Egypt is a mess. This month, the country's interim military government, the Supreme Council of the Armed Forces (SCAF), issued Decree 193, stipulating that the country's long-standing emergency law would be expanded to include such offenses as "infringing on others' right to work," "impeding the flow of traffic," and "spreading false information in the media." The SCAF had promised that the law would be repealed by September, before scheduled elections began; a few days ago, officials declared that it would be extended until June 2012. No one knows when a constitution will be drafted or presidential elections held, because the SCAF won't say so. Egypt's military rulers seem not so much determined as paralyzed.
Mess, of course, is inevitable; the question is whether Egypt's revolution is in danger, and if so, what it is in danger of. The fears being aired in the Egyptian media include that the SCAF won't leave, that Islamists will control the new government, and that the interim council's drift and opacity will deepen chaos to the point where whatever new government takes over, whenever it takes over, it will be overwhelmed with troubles -- a fate that the riots outside the Israeli Embassy on Sept. 8 may have been a deadly harbinger of. This last scenario seems the most probable, but any of them would call into question the success of the Arab Spring. The transition in Tunisia is looking less problematic than it is in Egypt; but Egypt is of course much bigger and much more important than Tunisia. If Egypt fails, so does the Arab Spring.

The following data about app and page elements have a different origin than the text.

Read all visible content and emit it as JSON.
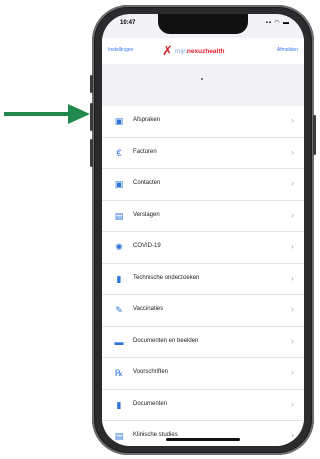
{
  "status": {
    "time": "10:47",
    "icons": "▪▪ ◠ ▬"
  },
  "header": {
    "left": "Instellingen",
    "right": "Afmelden"
  },
  "logo": {
    "mark": "✗",
    "muted": "mijn",
    "brand": "nexuzhealth"
  },
  "menu": [
    {
      "label": "Afspraken",
      "icon": "calendar-icon",
      "glyph": "▣"
    },
    {
      "label": "Facturen",
      "icon": "euro-icon",
      "glyph": "€"
    },
    {
      "label": "Contacten",
      "icon": "calendar-icon",
      "glyph": "▣"
    },
    {
      "label": "Verslagen",
      "icon": "report-icon",
      "glyph": "▤"
    },
    {
      "label": "COVID-19",
      "icon": "virus-icon",
      "glyph": "✺"
    },
    {
      "label": "Technische onderzoeken",
      "icon": "document-icon",
      "glyph": "▮"
    },
    {
      "label": "Vaccinaties",
      "icon": "syringe-icon",
      "glyph": "✎"
    },
    {
      "label": "Documenten en beelden",
      "icon": "folder-icon",
      "glyph": "▬"
    },
    {
      "label": "Voorschriften",
      "icon": "prescription-icon",
      "glyph": "℞"
    },
    {
      "label": "Documenten",
      "icon": "file-icon",
      "glyph": "▮"
    },
    {
      "label": "Klinische studies",
      "icon": "clipboard-icon",
      "glyph": "▤"
    }
  ],
  "chevron": "›",
  "colors": {
    "accent": "#2c74d8",
    "arrow": "#1f8a4c",
    "brand": "#e6202f"
  }
}
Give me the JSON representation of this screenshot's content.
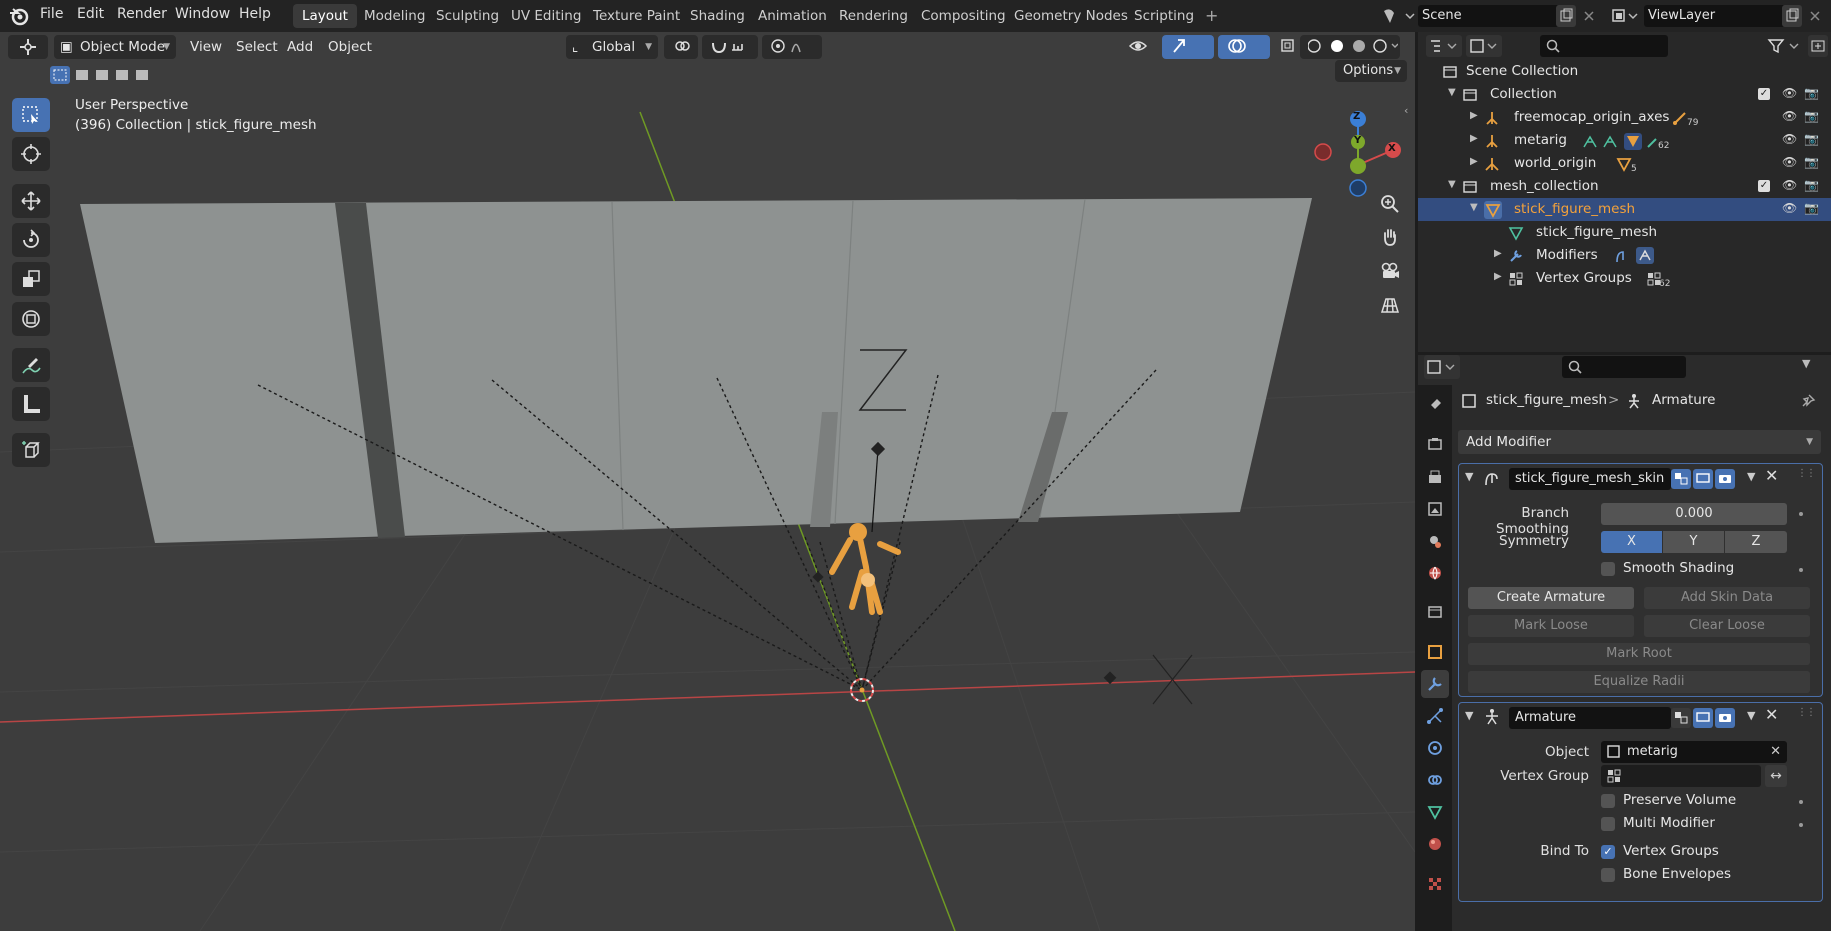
{
  "topbar": {
    "menus": [
      "File",
      "Edit",
      "Render",
      "Window",
      "Help"
    ],
    "workspaces": [
      "Layout",
      "Modeling",
      "Sculpting",
      "UV Editing",
      "Texture Paint",
      "Shading",
      "Animation",
      "Rendering",
      "Compositing",
      "Geometry Nodes",
      "Scripting"
    ],
    "active_workspace": "Layout",
    "add_workspace": "+",
    "scene": "Scene",
    "view_layer": "ViewLayer"
  },
  "viewport_header": {
    "mode": "Object Mode",
    "menus": [
      "View",
      "Select",
      "Add",
      "Object"
    ],
    "orientation": "Global",
    "options": "Options"
  },
  "viewport": {
    "perspective": "User Perspective",
    "context": "(396) Collection | stick_figure_mesh",
    "gizmo_axes": [
      "X",
      "Y",
      "Z"
    ],
    "overlay_label": "Z"
  },
  "outliner": {
    "root": "Scene Collection",
    "rows": [
      {
        "label": "Collection",
        "badge": ""
      },
      {
        "label": "freemocap_origin_axes",
        "badge": "79"
      },
      {
        "label": "metarig",
        "badge": "62"
      },
      {
        "label": "world_origin",
        "badge": "5"
      },
      {
        "label": "mesh_collection",
        "badge": ""
      },
      {
        "label": "stick_figure_mesh",
        "badge": ""
      },
      {
        "label": "stick_figure_mesh",
        "badge": ""
      },
      {
        "label": "Modifiers",
        "badge": ""
      },
      {
        "label": "Vertex Groups",
        "badge": "62"
      }
    ]
  },
  "properties": {
    "breadcrumb_object": "stick_figure_mesh",
    "breadcrumb_separator": ">",
    "breadcrumb_modifier": "Armature",
    "add_modifier": "Add Modifier",
    "skin": {
      "name": "stick_figure_mesh_skin",
      "branch_smoothing_label": "Branch Smoothing",
      "branch_smoothing_value": "0.000",
      "symmetry_label": "Symmetry",
      "symmetry": [
        "X",
        "Y",
        "Z"
      ],
      "smooth_shading": "Smooth Shading",
      "create_armature": "Create Armature",
      "add_skin_data": "Add Skin Data",
      "mark_loose": "Mark Loose",
      "clear_loose": "Clear Loose",
      "mark_root": "Mark Root",
      "equalize_radii": "Equalize Radii"
    },
    "armature": {
      "name": "Armature",
      "object_label": "Object",
      "object_value": "metarig",
      "vertex_group_label": "Vertex Group",
      "vertex_group_value": "",
      "preserve_volume": "Preserve Volume",
      "multi_modifier": "Multi Modifier",
      "bind_to_label": "Bind To",
      "vertex_groups": "Vertex Groups",
      "bone_envelopes": "Bone Envelopes",
      "vertex_groups_checked": true
    }
  },
  "colors": {
    "accent": "#4772b3",
    "selection": "#334d80",
    "object_orange": "#e8a040",
    "x_axis": "#d64b4b",
    "y_axis": "#7ea82b",
    "z_axis": "#3b7fd6"
  }
}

The underlying problem is that when a dictator is deposed, power must be vested in some entity until elections can be held. In Egypt, it was the Army that forced out the dictator, President Hosni Mubarak, and it was the Army, alone, that enjoyed sufficient national prestige to inherit his rule. (In Tunisia, with a much weaker army, power has passed to a civilian-led commission.) But elections cannot be held until new political parties can be formed, electoral institutions established, and, often, a new constitution drafted. And at present parties are still forming, merging and hunting for candidates, while drafters of a new constitution are too busy debating whether to include overarching principles to focus on constituent elements. This means that the interim government will serve for long enough that it must exercise power even if it is neither inclined nor competent enough to do so -- a description that seems to fit the SCAF quite well.
The SCAF appears both unwilling to govern and unwilling to let anyone else do so. When Prime Minister Essam Sharaf was appointed in March, he was widely seen as a tribune of Tahrir Square, a liberal democrat in the inner councils of state. But Sharaf and his cabinet have proved to be irrelevant. And the senior military officials who have inherited power are not, of course, democrats of any kind. They benefited from Mubarak's autocratic rule and shared his values. The council has refused to explain its decisions, refused to share power with civilians, and refused to tolerate media criticism of its own practices. The SCAF's intransigence has forced democracy activists to return again and again to Tahrir Square, because the new leaders seem to respond only to public pressure. As Marina Ottaway of the Carnegie Endowment for International Peace has written, Egypt "is teetering between authoritarianism and the diktats of the street." It's a dangerous moment.
Yet the danger Egypt faces is not perpetual military rule. The SCAF plainly wants to return to the barracks; a much more plausible worry is that the military, which has its fingerprints all over Egypt's economy, will insist not only on preserving its traditional privileges but on dominating a weak and divided civilian government from the shadows, as the military does in Pakistan. That's a long-term concern. The short-term concern is indecision and drift. Last week, a group of presidential candidates publicly demanded that presidential elections be held by June 2012. Right now, no one knows when they will be held. Parliamentary elections are scheduled to run from late November through March. A constituent assembly appointed by the parliament is to approve a constitution, though the timing is also unclear. And Egypt's electoral commission has not said whether presidential elections can be held before, during, or after the promulgation of a new constitution. A new president may not be chosen until mid-2013. Who would rule in the meantime? It's not clear.
Issandr El Amrani, an Egyptian who blogs at arabist.net, says that the rampant uncertainty "is really unnerving to the population; it's radicalizing the political class, because they're fighting over issues that should have been settled months ago; it's incapacitating Egypt's ability to answer its domestic problems; and it scares away foreign investors." Egypt's economic growth has slowed to a crawl, and teachers and other civil servants have been going out on strike. The emergency law is in part a response to rising social tensions. It's not hard to imagine a downward spiral of protest and crackdown virtually paralyzing daily life. Street protest maybe the only way to get the SCAF to shorten the electoral schedule, and thus its own hapless tenure.